◆ Problem requirements
Search the material for the word "description" and copy each line that holds it.

_ _ _ _

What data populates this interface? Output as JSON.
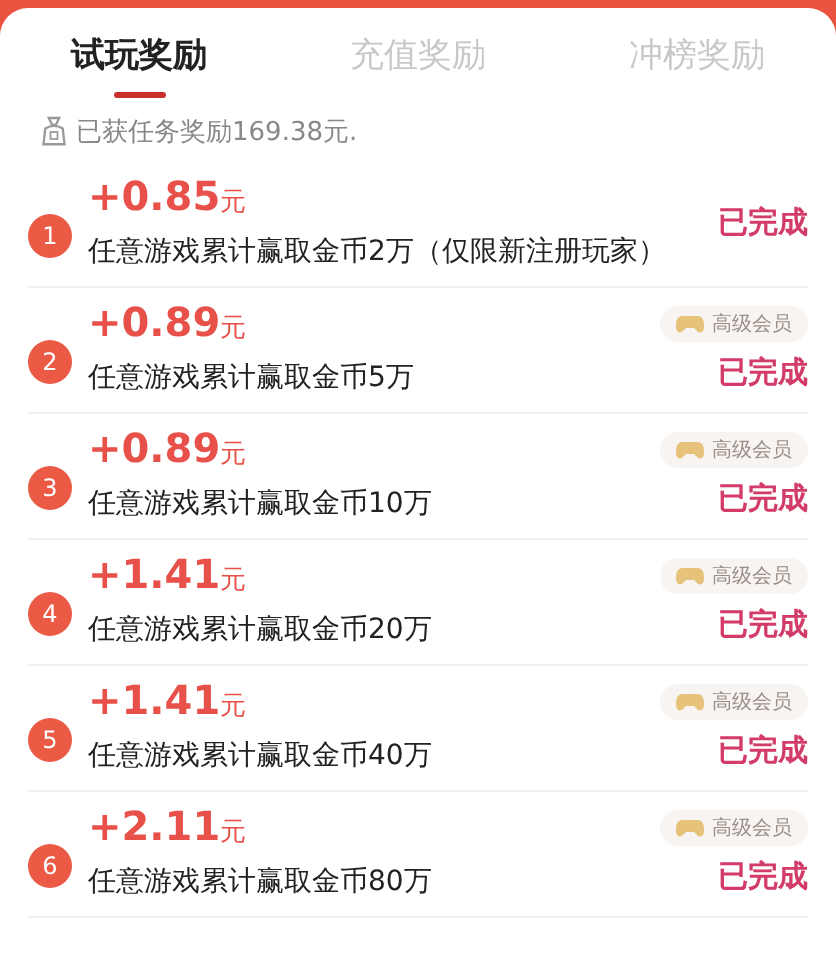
{
  "tabs": [
    {
      "label": "试玩奖励",
      "selected": true
    },
    {
      "label": "充值奖励",
      "selected": false
    },
    {
      "label": "冲榜奖励",
      "selected": false
    }
  ],
  "summary": "已获任务奖励169.38元.",
  "tasks": [
    {
      "index": "1",
      "amount": "+0.85",
      "unit": "元",
      "description": "任意游戏累计赢取金币2万（仅限新注册玩家）",
      "status": "已完成"
    },
    {
      "index": "2",
      "amount": "+0.89",
      "unit": "元",
      "description": "任意游戏累计赢取金币5万",
      "badge": "高级会员",
      "status": "已完成"
    },
    {
      "index": "3",
      "amount": "+0.89",
      "unit": "元",
      "description": "任意游戏累计赢取金币10万",
      "badge": "高级会员",
      "status": "已完成"
    },
    {
      "index": "4",
      "amount": "+1.41",
      "unit": "元",
      "description": "任意游戏累计赢取金币20万",
      "badge": "高级会员",
      "status": "已完成"
    },
    {
      "index": "5",
      "amount": "+1.41",
      "unit": "元",
      "description": "任意游戏累计赢取金币40万",
      "badge": "高级会员",
      "status": "已完成"
    },
    {
      "index": "6",
      "amount": "+2.11",
      "unit": "元",
      "description": "任意游戏累计赢取金币80万",
      "badge": "高级会员",
      "status": "已完成"
    }
  ]
}
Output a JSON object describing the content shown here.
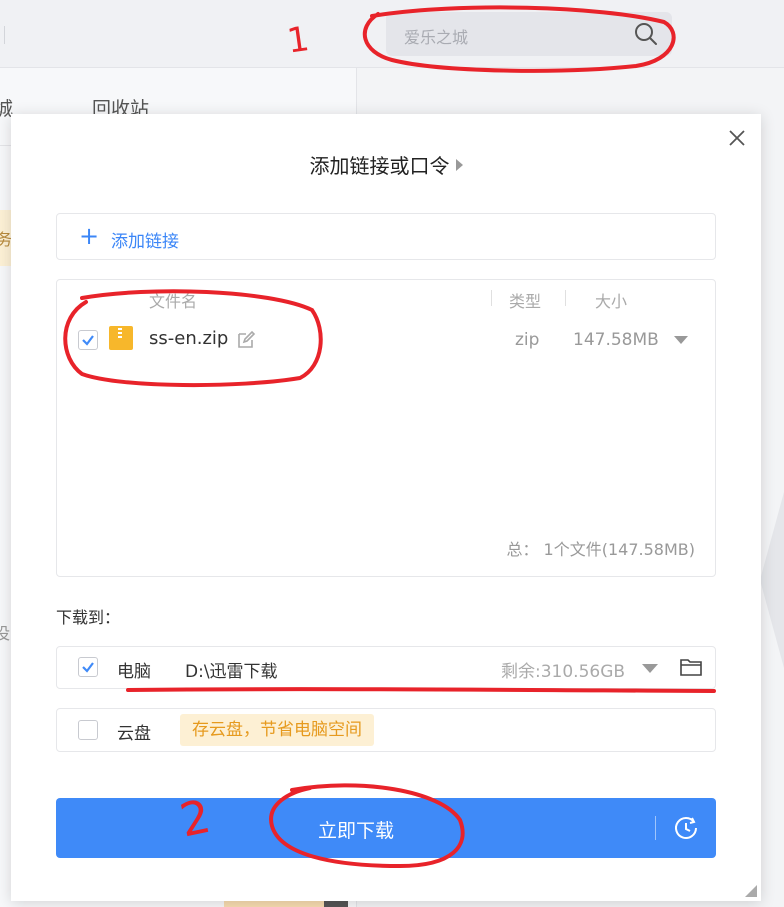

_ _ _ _

◆ Reply to the task
      "description": "任意游戏累计赢取金币2万（仅限新注册玩家）",
      "description": "任意游戏累计赢取金币5万",
      "description": "任意游戏累计赢取金币10万",
      "description": "任意游戏累计赢取金币20万",
      "description": "任意游戏累计赢取金币40万",
      "description": "任意游戏累计赢取金币80万",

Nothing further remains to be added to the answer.